The Trump administration is progressing with its plans to build a wall on our southern border, according to a recent announcement from Customs and Border Protection. Eight companies are now involved in the wall project and, unfortunately, an Israeli-owned defense manufacturer, is among them—chosen from the 200 companies that bid on the project. We wonder why Trump’s America-first administration didn’t put America first by contracting only American firms for the $25 billion project.
By Mark Anderson
At a mid-September southern California press conference, U.S. Customs and Border Protection (CBP) Acting Deputy Commissioner Ron Vitiello announced that procedures are under way to design and construct a physical wall along the southern border— using suitable technology and materials to achieve complete border control.
The move is part of the Department of Homeland Security’s plan to implement President Donald Trump’s Executive Order 13767 of Jan. 25, 2017. That order requires border security and immigration-enforcement improvements, toward the ultimate goal of building a full-fledged border wall.
NBC affiliate KVOA Channel 4 in Tucson, Ariz. reported: “The Department of Homeland Security has issued [an order] to waive certain laws, regulations, and other legal requirements to ensure the expeditious construction of barriers in the vicinity of the international border near Calexico, Calif. The waiver was published in the Federal Register.” Calexico, near Baja California, is an area of particularly high illegal entries, hence the current focus on that area.
The U.S. border with Mexico, which is some 1,980 miles long, from the Pacific Ocean to the Gulf of Mexico, spans six Mexican states and four U.S. states: California, Arizona, New Mexico, and Texas. It’s the mostly frequently crossed international boundary in the world, with estimated legal crossings pegged at 350 million annually. It has 48 border-crossing points. While some 12 million people are estimated to be living in the United States illegally, that’s about the same number of people living in all the counties and municipalities that hug the border from one end to the other.
There are eight companies now involved in the wall project. Notably, an Israeli firm is among them.
According to “Israel National News,” “Elta North America, an Israeli-owned defense manufacturer with U.S. headquarters in Maryland, was one of four companies chosen to build a prototype for the border wall between the United States and Mexico. The company is a subsidiary of Israel Aerospace Industries. Some 200 companies vied for the tenders, which will provide a $300,000 to $500,000 grant to develop a model. . . . In total, eight companies are building prototypes for the nearly [2,000-mile-long] wall. Four will be concrete and four will have see-through or ‘smart’ walls. Elta was chosen to work on the see-through walls project. The final project could cost up to $25 billion.”
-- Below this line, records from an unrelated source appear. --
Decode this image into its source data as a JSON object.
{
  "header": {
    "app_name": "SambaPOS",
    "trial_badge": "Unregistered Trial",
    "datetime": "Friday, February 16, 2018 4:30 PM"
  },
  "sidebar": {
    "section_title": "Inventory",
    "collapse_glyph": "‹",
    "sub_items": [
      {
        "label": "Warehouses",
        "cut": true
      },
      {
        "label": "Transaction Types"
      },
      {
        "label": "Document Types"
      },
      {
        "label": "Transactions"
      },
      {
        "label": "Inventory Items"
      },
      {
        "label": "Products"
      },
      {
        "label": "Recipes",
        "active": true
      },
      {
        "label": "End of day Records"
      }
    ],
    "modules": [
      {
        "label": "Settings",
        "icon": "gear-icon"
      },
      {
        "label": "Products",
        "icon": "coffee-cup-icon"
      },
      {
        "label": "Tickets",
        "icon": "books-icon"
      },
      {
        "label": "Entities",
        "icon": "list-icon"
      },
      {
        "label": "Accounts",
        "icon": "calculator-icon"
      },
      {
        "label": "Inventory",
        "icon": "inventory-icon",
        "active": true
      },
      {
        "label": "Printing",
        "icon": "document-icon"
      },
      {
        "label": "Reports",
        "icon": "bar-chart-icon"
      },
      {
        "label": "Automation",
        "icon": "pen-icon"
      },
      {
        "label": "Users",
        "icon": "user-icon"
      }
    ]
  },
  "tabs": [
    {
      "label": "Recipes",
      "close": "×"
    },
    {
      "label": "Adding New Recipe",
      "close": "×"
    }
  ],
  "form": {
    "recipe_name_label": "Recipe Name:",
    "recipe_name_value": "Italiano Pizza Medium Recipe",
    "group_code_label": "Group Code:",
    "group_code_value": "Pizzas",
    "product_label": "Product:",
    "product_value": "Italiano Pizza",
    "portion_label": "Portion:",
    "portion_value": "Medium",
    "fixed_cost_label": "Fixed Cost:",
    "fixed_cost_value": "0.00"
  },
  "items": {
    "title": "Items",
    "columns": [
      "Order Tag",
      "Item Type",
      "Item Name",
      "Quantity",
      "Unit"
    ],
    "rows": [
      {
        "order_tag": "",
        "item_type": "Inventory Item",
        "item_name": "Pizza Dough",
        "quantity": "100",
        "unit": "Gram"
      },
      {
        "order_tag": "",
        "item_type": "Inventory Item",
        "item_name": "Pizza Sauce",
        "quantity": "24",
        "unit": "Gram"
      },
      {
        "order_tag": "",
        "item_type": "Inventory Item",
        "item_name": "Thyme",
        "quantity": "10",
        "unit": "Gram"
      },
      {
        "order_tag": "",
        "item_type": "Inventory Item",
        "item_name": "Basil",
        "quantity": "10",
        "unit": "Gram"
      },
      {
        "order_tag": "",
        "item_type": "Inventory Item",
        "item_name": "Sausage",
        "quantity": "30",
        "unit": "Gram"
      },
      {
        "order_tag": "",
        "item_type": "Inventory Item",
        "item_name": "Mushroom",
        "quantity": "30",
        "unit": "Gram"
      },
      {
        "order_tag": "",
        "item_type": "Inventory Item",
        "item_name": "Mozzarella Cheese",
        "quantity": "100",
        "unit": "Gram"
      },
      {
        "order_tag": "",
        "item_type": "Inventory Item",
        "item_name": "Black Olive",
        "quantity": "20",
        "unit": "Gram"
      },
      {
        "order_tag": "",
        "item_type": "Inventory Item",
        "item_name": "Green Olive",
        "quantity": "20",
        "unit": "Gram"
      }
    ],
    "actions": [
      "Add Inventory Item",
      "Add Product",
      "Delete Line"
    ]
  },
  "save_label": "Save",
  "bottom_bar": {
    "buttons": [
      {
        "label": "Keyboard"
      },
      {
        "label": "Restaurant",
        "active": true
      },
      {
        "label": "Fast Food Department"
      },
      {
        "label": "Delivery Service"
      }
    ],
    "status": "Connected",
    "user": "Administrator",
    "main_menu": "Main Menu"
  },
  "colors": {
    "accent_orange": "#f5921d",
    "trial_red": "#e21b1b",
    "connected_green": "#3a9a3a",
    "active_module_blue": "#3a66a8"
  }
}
Having toured and photographed south-Texas points at Donna, Progreso, Pharr, and Mission, while also checking the border-fence status near Brownsville, this writer found the current fencing includes scattered incomplete sections, some of which are rusting. Several are surprisingly far removed from the actual border zone.
This odd configuration, of which many Americans are unaware, creates major gaps through which immigrants illegally enter the country. Installing new fence sections often requires court actions to secure easements so affected private property owners are compensated for construction. The process can be messy.
Yet, while these and other challenges cannot be denied, the Trump White House seems much more focused than its predecessors in wanting to complete a border wall in tandem with reworking the NAFTA trade scheme. If this process were to help Mexico’s economy, then the incentives for Mexicans to enter the United States in the first place would be reduced.
Mark Anderson is a longtime newsman now working as the roving editor for AFP. Email him at firstname.lastname@example.org.